◆ **Input data**
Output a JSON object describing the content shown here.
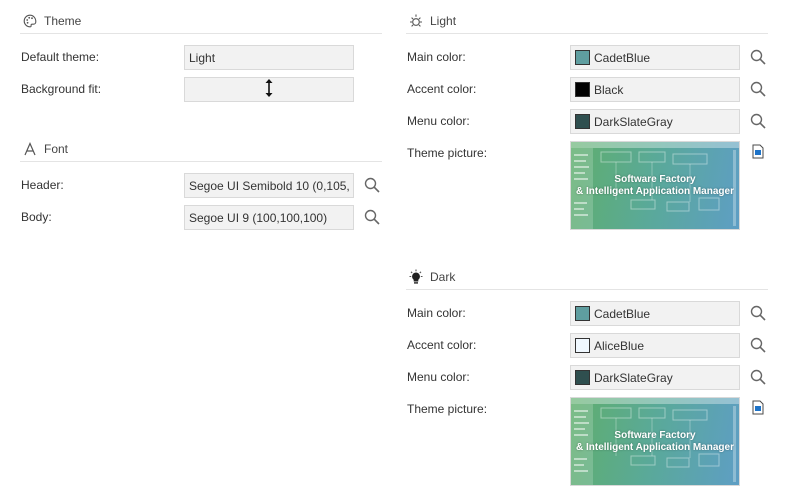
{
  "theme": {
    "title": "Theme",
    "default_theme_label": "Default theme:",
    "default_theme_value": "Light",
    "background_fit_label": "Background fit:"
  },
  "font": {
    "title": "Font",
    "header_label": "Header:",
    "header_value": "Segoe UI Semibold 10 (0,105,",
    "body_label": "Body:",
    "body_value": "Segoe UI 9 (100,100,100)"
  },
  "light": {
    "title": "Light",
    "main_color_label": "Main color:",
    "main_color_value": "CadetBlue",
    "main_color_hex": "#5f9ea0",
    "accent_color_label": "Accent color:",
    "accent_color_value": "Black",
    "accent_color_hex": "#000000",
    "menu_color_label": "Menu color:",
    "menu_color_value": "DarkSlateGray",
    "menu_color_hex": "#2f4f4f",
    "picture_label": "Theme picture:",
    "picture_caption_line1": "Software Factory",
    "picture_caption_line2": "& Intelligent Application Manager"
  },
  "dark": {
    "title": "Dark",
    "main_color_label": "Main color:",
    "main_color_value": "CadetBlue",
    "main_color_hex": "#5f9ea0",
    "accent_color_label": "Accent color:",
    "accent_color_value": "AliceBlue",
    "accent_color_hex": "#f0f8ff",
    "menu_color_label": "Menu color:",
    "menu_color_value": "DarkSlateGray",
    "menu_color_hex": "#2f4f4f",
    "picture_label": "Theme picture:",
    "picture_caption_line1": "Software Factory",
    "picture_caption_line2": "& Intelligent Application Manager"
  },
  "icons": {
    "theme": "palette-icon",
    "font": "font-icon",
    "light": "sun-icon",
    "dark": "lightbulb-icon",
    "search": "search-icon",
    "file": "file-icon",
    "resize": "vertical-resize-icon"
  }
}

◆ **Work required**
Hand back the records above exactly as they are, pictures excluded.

◆ **Solution for this problem**
Output a JSON object describing the content shown here.
{
  "theme": {
    "title": "Theme",
    "default_theme_label": "Default theme:",
    "default_theme_value": "Light",
    "background_fit_label": "Background fit:"
  },
  "font": {
    "title": "Font",
    "header_label": "Header:",
    "header_value": "Segoe UI Semibold 10 (0,105,",
    "body_label": "Body:",
    "body_value": "Segoe UI 9 (100,100,100)"
  },
  "light": {
    "title": "Light",
    "main_color_label": "Main color:",
    "main_color_value": "CadetBlue",
    "main_color_hex": "#5f9ea0",
    "accent_color_label": "Accent color:",
    "accent_color_value": "Black",
    "accent_color_hex": "#000000",
    "menu_color_label": "Menu color:",
    "menu_color_value": "DarkSlateGray",
    "menu_color_hex": "#2f4f4f",
    "picture_label": "Theme picture:",
    "picture_caption_line1": "Software Factory",
    "picture_caption_line2": "& Intelligent Application Manager"
  },
  "dark": {
    "title": "Dark",
    "main_color_label": "Main color:",
    "main_color_value": "CadetBlue",
    "main_color_hex": "#5f9ea0",
    "accent_color_label": "Accent color:",
    "accent_color_value": "AliceBlue",
    "accent_color_hex": "#f0f8ff",
    "menu_color_label": "Menu color:",
    "menu_color_value": "DarkSlateGray",
    "menu_color_hex": "#2f4f4f",
    "picture_label": "Theme picture:",
    "picture_caption_line1": "Software Factory",
    "picture_caption_line2": "& Intelligent Application Manager"
  },
  "icons": {
    "theme": "palette-icon",
    "font": "font-icon",
    "light": "sun-icon",
    "dark": "lightbulb-icon",
    "search": "search-icon",
    "file": "file-icon",
    "resize": "vertical-resize-icon"
  }
}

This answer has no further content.